Physical deterrents (sometimes referred to as ‘defensive architecture’): street furniture and the urban environment may include features such as spikes, curved or segregated benches, and gated doorways, to deter rough sleeping;
‘Wetting down’: – spraying and hosing down doorways/alleyways with water or cleaning products to stop rough sleepers using the space;
Noise pollution: sounds, such as loud music, are projected through speakers to deter rough sleepers;
Moving-on: security guards/enforcement agencies tell rough sleepers to move out of an area;
Diverted giving schemes: local authority sanctioned schemes that promote and advertise in begging hotspots asking members of the public to reconsider giving money to beggars and give to local charities instead.
These measures do not incur legal penalties or sanctions, but use of such measures is also controversial. A survey by the national homelessness charity Crisis in summer 2016 identified widespread use of such deterrent measures.
The following Commons Library briefing papers may be of interest:
Rough sleeping (England) (SN02007) provides background information on the problem of rough sleeping and outlines Government policy on this issue.

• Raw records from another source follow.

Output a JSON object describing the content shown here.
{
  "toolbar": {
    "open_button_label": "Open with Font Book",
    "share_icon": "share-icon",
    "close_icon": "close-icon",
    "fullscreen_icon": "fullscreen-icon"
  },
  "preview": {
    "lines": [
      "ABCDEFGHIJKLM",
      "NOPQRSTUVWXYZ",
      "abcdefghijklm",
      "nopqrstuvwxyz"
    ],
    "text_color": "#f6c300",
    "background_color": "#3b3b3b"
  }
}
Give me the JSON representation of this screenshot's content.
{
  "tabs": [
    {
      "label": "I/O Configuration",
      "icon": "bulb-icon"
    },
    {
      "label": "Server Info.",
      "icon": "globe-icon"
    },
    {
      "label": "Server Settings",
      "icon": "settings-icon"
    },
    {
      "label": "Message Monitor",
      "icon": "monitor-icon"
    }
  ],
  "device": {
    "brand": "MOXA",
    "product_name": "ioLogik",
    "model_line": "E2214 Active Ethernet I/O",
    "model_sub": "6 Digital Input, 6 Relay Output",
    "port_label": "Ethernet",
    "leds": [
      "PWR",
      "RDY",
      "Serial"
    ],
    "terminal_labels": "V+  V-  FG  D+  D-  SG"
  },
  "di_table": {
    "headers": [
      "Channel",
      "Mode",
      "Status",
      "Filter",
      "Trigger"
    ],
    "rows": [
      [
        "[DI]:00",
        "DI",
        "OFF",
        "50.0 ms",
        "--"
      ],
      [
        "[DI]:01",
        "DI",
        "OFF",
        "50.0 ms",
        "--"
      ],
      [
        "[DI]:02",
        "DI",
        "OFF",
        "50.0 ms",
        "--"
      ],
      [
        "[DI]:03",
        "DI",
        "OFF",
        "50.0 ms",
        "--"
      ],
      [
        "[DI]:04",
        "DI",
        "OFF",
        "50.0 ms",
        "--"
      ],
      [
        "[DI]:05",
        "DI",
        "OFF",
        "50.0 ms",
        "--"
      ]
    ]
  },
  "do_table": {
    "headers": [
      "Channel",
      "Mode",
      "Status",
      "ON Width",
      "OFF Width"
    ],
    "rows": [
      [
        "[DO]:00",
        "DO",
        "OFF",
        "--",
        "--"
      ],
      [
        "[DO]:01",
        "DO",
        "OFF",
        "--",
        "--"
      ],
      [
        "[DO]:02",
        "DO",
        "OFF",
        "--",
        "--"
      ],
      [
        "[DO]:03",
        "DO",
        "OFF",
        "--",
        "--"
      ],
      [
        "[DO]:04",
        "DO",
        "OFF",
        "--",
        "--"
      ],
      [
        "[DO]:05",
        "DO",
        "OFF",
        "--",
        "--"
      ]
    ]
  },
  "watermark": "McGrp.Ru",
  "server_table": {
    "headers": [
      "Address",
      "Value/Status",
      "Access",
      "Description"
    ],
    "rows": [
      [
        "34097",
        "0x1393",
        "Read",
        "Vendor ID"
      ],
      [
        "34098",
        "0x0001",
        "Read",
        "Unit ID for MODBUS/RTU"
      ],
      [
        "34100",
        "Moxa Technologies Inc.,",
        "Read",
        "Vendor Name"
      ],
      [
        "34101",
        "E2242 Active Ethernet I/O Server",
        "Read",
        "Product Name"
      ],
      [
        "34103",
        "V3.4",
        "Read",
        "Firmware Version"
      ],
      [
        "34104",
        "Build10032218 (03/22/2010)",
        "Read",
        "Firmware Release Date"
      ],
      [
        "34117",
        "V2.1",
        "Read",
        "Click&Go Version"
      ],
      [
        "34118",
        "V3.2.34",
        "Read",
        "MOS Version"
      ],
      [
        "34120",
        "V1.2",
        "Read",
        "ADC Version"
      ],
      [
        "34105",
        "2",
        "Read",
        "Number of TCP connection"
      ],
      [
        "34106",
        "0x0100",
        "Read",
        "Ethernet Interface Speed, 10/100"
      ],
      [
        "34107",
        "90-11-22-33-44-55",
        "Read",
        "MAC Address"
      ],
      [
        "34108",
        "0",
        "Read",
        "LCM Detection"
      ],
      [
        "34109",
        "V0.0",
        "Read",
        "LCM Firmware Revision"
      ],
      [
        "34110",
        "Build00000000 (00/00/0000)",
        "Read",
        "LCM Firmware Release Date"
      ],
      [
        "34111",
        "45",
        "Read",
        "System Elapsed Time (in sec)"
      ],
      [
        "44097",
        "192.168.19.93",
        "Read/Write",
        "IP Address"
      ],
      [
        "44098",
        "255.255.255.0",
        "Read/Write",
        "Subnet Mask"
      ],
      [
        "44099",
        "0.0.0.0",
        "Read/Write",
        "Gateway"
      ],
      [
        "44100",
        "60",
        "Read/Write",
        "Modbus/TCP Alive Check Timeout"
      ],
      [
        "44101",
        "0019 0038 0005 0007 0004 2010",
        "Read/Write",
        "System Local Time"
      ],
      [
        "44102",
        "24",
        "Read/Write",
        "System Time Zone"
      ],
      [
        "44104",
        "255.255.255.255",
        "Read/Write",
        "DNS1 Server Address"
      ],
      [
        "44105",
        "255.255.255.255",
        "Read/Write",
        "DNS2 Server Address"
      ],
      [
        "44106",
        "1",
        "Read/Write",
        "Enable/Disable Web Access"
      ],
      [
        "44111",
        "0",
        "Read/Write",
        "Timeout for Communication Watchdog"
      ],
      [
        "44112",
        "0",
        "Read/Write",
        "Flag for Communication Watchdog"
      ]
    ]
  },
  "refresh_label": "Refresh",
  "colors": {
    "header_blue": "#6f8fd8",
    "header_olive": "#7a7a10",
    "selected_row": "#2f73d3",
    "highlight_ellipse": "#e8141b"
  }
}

Rough sleepers: access to services and support (England) (CBP07698) provides an overview of the support and services – including accommodation, health, welfare, training, employment and voter registration – that are available for rough sleepers in England, and the challenges rough sleepers can face in accessing them.
Tackling anti-social behaviour (CBP07270) explains what anti-social behaviour is and how local public services in England and Wales tackle it.
A short guide to anti-social behaviour complaints (CBP09125) provides information to assist MPs and their staff in dealing with casework involving anti-social behaviour.
Documents to download
Rough Sleepers: Enforcement Powers (England) (200 KB , PDF)
Economic crime costs the UK billions of pounds per year. This briefing discusses the UK Government's efforts to tackle it, including its 2019-2022 Economic Crime Plan.
Dame Margaret Hodge and Kevin Hollinrake have secured a Backbench Business Committee debate on economic crime, scheduled for Thursday 2 December in the Main Chamber.